My father was intubated and placed on life support. I found out by reading his medical records that he had gone into a coma, was brain dead, suffered paralysis and necrosis. No one at the hospital told me that. He was in a coma for seven days and he never came out of it. Research shows, those types of adverse events are sustained from going too long without oxygen. What happened to Curtis James Bentley from 4-4:45? Was he calling for me? This was a critical moment that was not documented and haunts me.
A day or so after the code, I talked to the charge/manager nurse about what her staff had done (or rather not done) on that awful morning. She brought one of her fellow nurses in as a witness, I guess. My sister was there, too. I explained to her that there was no one around when my dad coded. No one was at the station monitoring him, nor any of the other patients for that matter – all except for the neighboring patient for whom the Code Blue had been called.
Our focus is on one patient
The charge/manager nurse told me “Well, when our adrenaline gets going, our focus is on one patient.”
I took a deep breath. The tears started rolling. I asked her, “You mean to tell me, if you have 15 patients on ICU, they are going to go uncared for because your focus is on one patient!?” She couldn’t say a word. She knew that was the wrong thing to say. She had just admitted that they had neglected to treat my father, while attending to that one neighboring patient.

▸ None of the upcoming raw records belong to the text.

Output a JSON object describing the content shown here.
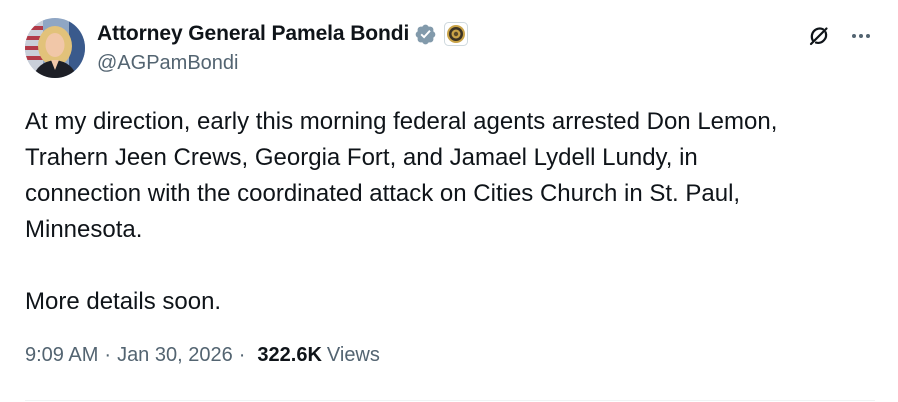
{
  "author": {
    "display_name": "Attorney General Pamela Bondi",
    "handle": "@AGPamBondi",
    "verified_badge_icon": "verified-badge-gray",
    "affiliate_badge_icon": "doj-seal",
    "avatar_icon": "profile-photo"
  },
  "tweet": {
    "text": "At my direction, early this morning federal agents arrested Don Lemon,\nTrahern Jeen Crews, Georgia Fort, and Jamael Lydell Lundy, in\nconnection with the coordinated attack on Cities Church in St. Paul,\nMinnesota.\n\nMore details soon."
  },
  "meta": {
    "time": "9:09 AM",
    "separator": "·",
    "date": "Jan 30, 2026",
    "views_count": "322.6K",
    "views_label": "Views"
  },
  "icons": {
    "grok": "grok-icon",
    "more": "more-options-icon"
  },
  "colors": {
    "text_primary": "#0f1419",
    "text_secondary": "#536471",
    "verified_badge": "#829aab",
    "divider": "#eff3f4"
  }
}
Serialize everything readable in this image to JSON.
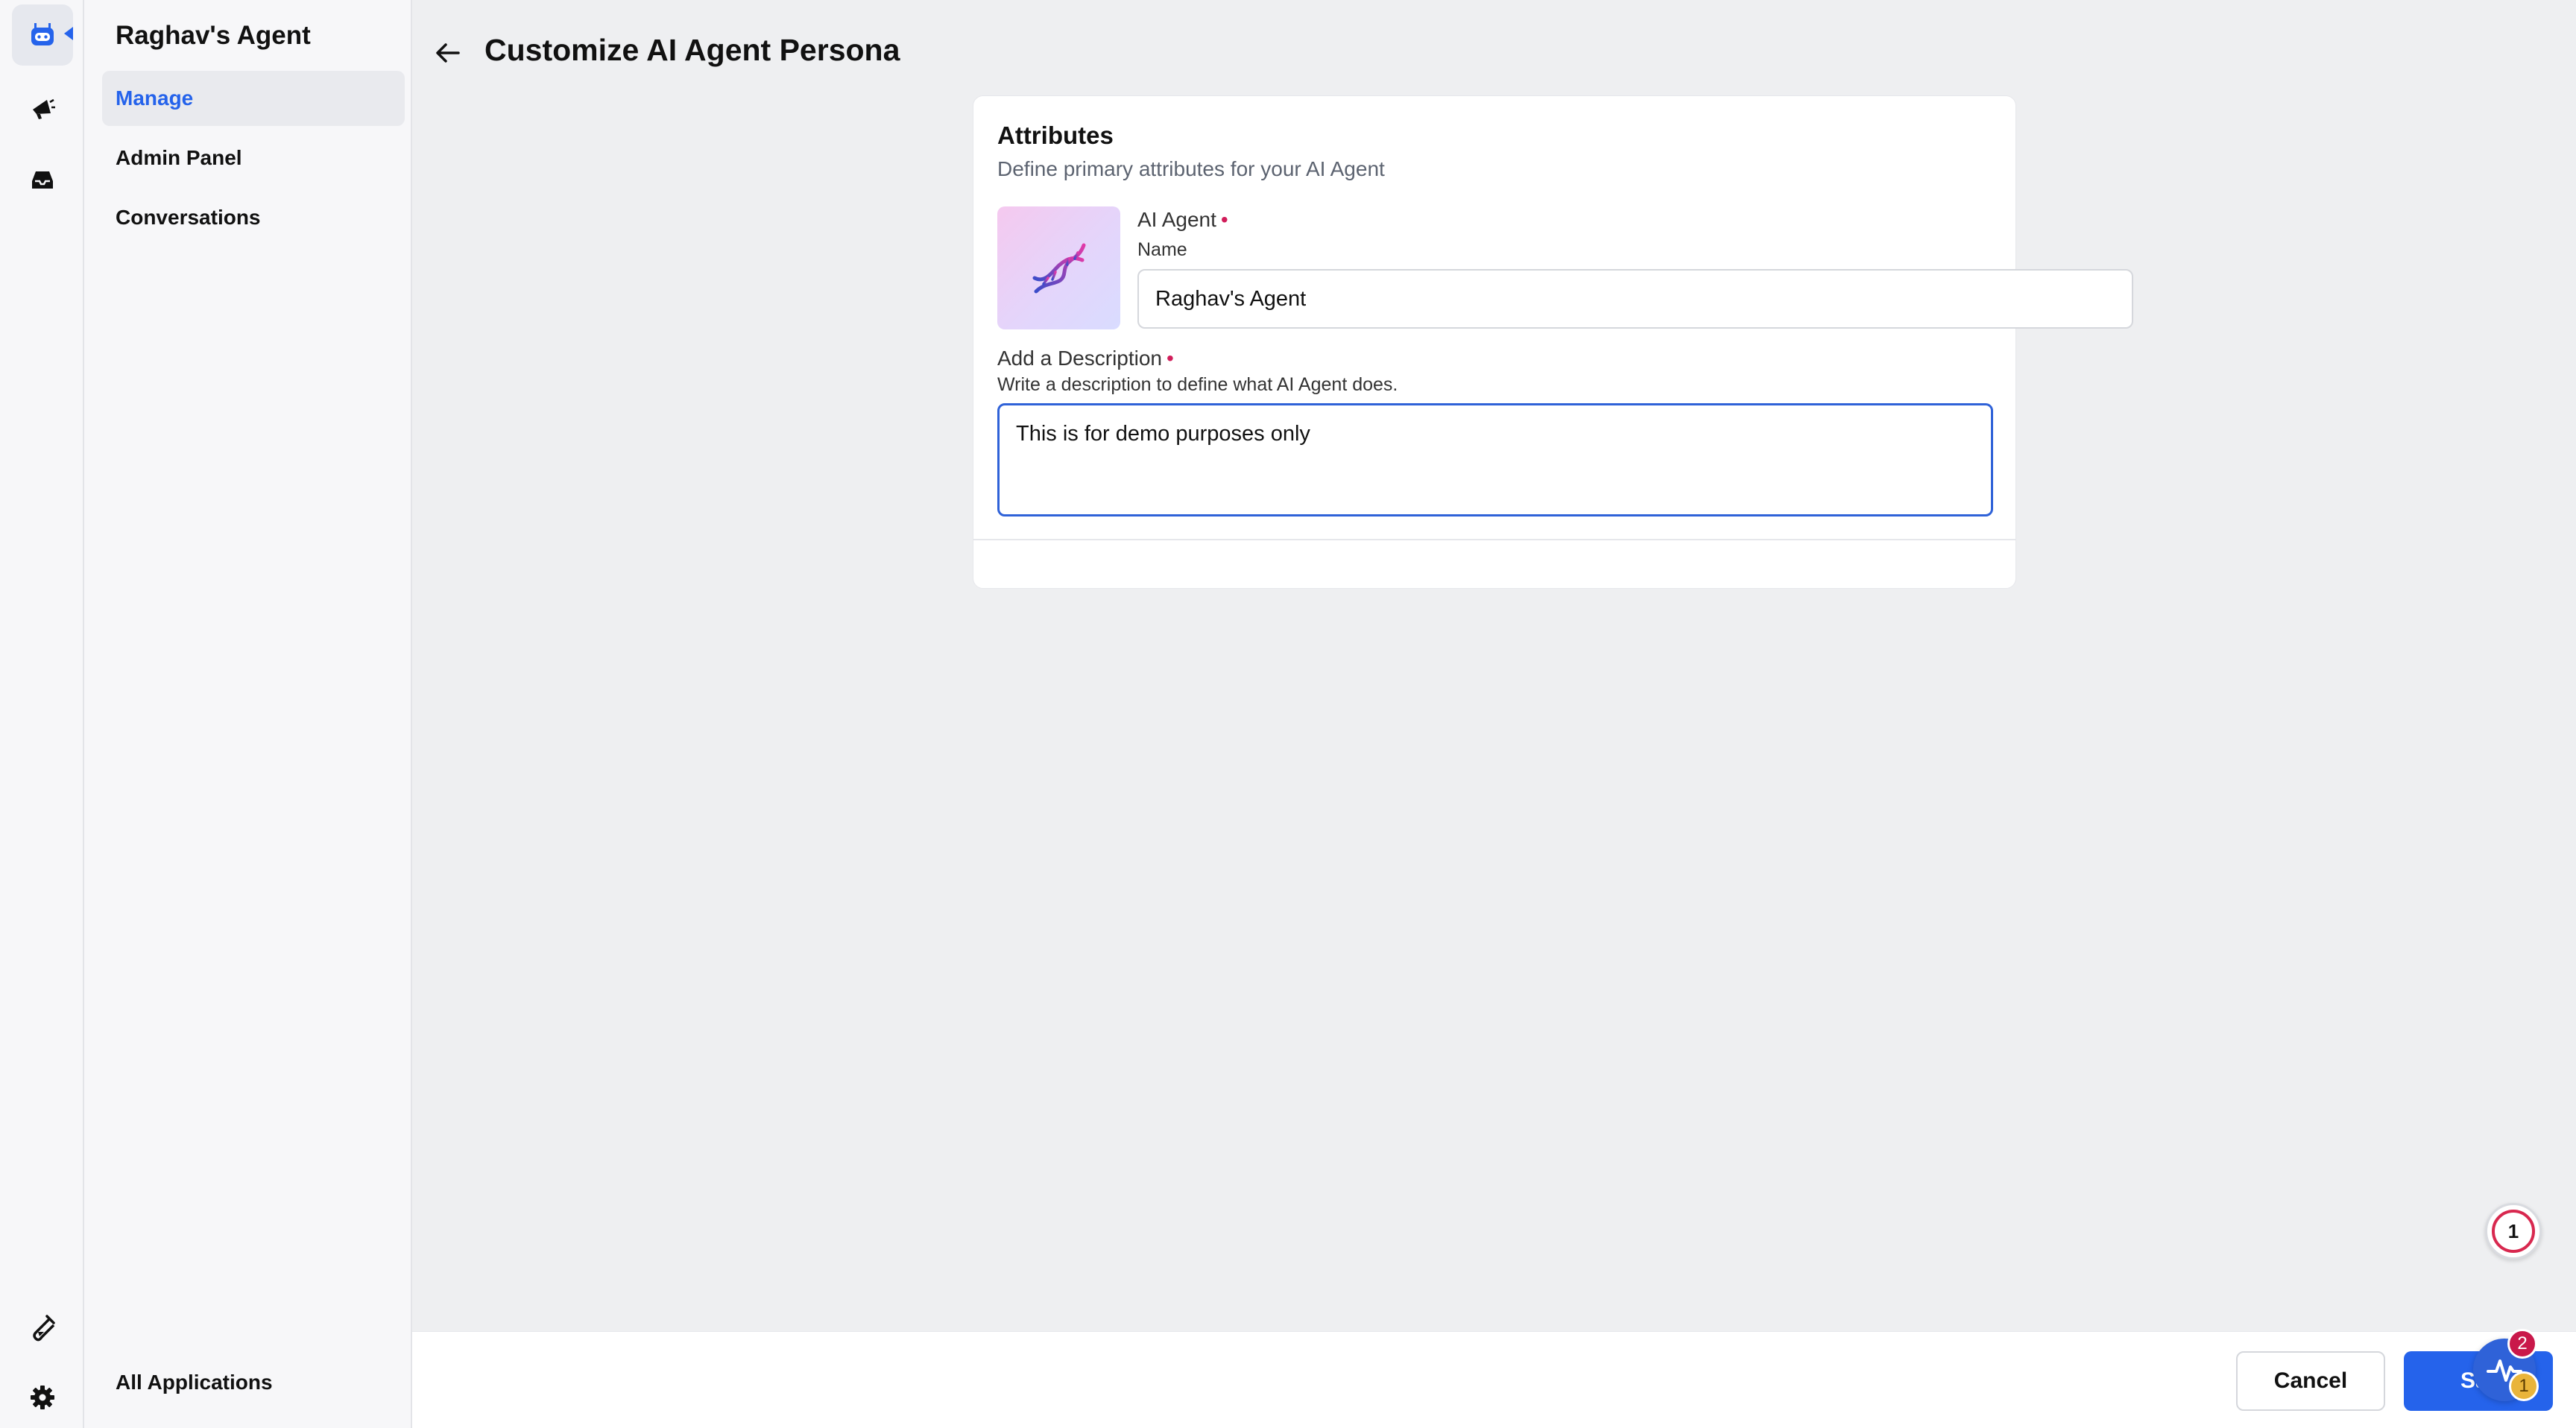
{
  "rail": {
    "icons": [
      "robot-icon",
      "megaphone-icon",
      "inbox-icon",
      "test-tube-icon",
      "gear-icon"
    ]
  },
  "sidebar": {
    "title": "Raghav's Agent",
    "items": [
      {
        "label": "Manage",
        "active": true
      },
      {
        "label": "Admin Panel",
        "active": false
      },
      {
        "label": "Conversations",
        "active": false
      }
    ],
    "footer_label": "All Applications"
  },
  "header": {
    "title": "Customize AI Agent Persona"
  },
  "attributes": {
    "title": "Attributes",
    "subtitle": "Define primary attributes for your AI Agent",
    "agent_label": "AI Agent",
    "name_label": "Name",
    "name_value": "Raghav's Agent",
    "description_label": "Add a Description",
    "description_help": "Write a description to define what AI Agent does.",
    "description_value": "This is for demo purposes only"
  },
  "footer": {
    "cancel_label": "Cancel",
    "save_label": "Sa"
  },
  "floating": {
    "counter_value": "1",
    "notif_red": "2",
    "notif_yellow": "1"
  },
  "colors": {
    "accent": "#2563eb",
    "required": "#d11d5a"
  }
}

I told her she shouldn’t say that to people. Then she said, “I’m sorry; someone is supposed to be monitoring these patients at all times.” I expressed my guilt for leaving his side and she fed me this story about leaving her mother home alone. She died too. It brought no comfort to me. Not after what she had previously said.
During those next seven days, I talked to my father, because I was told the hearing is the last to go. I called to him. I begged him not to go. I finally said enough is enough. It took everything in me to sign the form to take him off life support. My oldest sister and I lay on his chest until … My baby sister and my best friend were there giving us much needed support. I had to endure those last breaths…one-last-time…
This nurse and her colleagues had dropped the ball. But, tragically, this was not a game – my father lost his life, because they dropped the ball.